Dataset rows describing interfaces
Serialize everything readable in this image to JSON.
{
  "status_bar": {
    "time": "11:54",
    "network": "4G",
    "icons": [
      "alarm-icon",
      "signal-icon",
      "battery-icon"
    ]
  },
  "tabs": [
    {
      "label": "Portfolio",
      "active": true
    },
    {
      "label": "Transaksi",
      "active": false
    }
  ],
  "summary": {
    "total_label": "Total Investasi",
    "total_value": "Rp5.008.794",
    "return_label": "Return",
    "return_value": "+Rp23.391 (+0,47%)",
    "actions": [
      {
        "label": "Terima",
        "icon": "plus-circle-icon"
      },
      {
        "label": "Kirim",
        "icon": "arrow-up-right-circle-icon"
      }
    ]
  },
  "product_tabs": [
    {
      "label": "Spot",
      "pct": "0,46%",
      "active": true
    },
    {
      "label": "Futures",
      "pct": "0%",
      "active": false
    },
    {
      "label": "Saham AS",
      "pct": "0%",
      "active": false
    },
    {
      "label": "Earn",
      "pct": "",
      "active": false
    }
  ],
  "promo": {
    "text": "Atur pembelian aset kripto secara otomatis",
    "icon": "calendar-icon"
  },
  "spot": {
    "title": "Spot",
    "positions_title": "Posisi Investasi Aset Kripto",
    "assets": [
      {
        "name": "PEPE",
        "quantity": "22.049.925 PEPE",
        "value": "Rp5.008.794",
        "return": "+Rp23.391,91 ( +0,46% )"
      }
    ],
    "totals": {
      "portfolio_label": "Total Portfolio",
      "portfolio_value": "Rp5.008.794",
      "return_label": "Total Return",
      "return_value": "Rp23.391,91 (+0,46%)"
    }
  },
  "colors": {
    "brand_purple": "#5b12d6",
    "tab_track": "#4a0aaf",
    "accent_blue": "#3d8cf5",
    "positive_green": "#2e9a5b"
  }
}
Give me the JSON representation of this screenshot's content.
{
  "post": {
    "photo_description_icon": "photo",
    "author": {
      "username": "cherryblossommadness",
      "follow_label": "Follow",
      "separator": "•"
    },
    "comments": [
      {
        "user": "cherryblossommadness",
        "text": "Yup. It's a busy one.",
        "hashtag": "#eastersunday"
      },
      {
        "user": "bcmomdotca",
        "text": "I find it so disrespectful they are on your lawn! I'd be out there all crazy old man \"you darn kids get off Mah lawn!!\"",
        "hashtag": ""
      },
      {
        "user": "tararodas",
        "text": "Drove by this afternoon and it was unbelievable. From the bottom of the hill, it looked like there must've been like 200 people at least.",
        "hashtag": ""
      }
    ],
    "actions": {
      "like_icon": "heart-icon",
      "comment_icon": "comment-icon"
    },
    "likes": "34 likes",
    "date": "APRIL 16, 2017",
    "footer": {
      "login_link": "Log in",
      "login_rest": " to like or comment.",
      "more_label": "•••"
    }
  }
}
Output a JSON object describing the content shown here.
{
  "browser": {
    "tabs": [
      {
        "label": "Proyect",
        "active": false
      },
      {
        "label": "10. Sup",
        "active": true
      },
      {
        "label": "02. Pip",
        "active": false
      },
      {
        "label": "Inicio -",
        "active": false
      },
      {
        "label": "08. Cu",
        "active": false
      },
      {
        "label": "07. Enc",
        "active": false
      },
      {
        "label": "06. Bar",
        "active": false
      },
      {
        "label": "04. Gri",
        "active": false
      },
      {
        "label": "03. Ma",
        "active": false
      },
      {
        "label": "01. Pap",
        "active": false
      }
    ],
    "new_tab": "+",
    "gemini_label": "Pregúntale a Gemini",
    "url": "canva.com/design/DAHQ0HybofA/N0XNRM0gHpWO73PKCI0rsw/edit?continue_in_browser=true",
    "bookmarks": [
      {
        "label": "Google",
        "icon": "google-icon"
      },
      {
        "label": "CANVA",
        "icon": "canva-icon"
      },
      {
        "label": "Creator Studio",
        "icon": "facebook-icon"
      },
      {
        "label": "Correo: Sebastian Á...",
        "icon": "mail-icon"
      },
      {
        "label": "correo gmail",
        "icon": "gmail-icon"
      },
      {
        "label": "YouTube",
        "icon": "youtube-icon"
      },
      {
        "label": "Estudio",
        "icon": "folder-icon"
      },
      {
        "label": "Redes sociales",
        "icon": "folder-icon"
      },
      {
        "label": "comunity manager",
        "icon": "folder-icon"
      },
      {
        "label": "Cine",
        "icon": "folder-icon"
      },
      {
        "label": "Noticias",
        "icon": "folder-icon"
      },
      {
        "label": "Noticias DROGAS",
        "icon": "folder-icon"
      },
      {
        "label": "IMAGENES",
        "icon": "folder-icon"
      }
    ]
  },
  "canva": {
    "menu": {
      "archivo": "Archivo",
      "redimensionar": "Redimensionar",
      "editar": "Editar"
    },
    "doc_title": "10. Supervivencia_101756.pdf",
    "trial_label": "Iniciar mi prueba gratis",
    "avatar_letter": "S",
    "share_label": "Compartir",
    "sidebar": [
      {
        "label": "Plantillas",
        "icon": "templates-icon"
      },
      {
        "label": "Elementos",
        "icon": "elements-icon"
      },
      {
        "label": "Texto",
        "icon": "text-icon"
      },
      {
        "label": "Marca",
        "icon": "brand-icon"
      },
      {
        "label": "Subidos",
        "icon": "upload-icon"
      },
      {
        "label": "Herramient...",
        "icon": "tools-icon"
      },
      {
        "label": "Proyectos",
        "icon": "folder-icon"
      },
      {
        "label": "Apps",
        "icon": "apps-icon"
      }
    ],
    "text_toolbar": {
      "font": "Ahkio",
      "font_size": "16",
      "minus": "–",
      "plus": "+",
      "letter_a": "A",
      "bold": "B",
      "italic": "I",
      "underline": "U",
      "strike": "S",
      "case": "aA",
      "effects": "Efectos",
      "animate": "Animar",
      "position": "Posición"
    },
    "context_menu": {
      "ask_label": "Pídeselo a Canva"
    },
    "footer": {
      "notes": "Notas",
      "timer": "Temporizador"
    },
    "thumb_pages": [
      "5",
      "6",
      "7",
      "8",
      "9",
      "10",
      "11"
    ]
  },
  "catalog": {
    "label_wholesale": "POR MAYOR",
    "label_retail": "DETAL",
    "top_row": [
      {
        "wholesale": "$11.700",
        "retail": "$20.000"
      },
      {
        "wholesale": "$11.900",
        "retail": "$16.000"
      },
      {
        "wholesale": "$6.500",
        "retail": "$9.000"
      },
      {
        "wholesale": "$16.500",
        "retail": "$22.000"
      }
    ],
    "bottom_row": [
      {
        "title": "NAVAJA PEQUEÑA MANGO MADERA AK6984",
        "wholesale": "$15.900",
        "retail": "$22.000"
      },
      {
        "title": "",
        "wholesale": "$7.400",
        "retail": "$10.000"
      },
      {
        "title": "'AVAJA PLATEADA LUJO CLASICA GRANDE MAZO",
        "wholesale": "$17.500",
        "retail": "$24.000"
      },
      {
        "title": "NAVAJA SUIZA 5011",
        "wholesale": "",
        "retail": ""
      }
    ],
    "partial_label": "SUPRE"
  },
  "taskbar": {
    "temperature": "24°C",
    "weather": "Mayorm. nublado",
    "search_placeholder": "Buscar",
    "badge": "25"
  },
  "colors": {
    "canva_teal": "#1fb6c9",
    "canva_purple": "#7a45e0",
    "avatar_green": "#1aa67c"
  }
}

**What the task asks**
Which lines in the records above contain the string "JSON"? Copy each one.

**Solution**
Serialize everything readable in this image to JSON.
Give me the JSON representation of this screenshot's content.
Output a JSON object describing the content shown here.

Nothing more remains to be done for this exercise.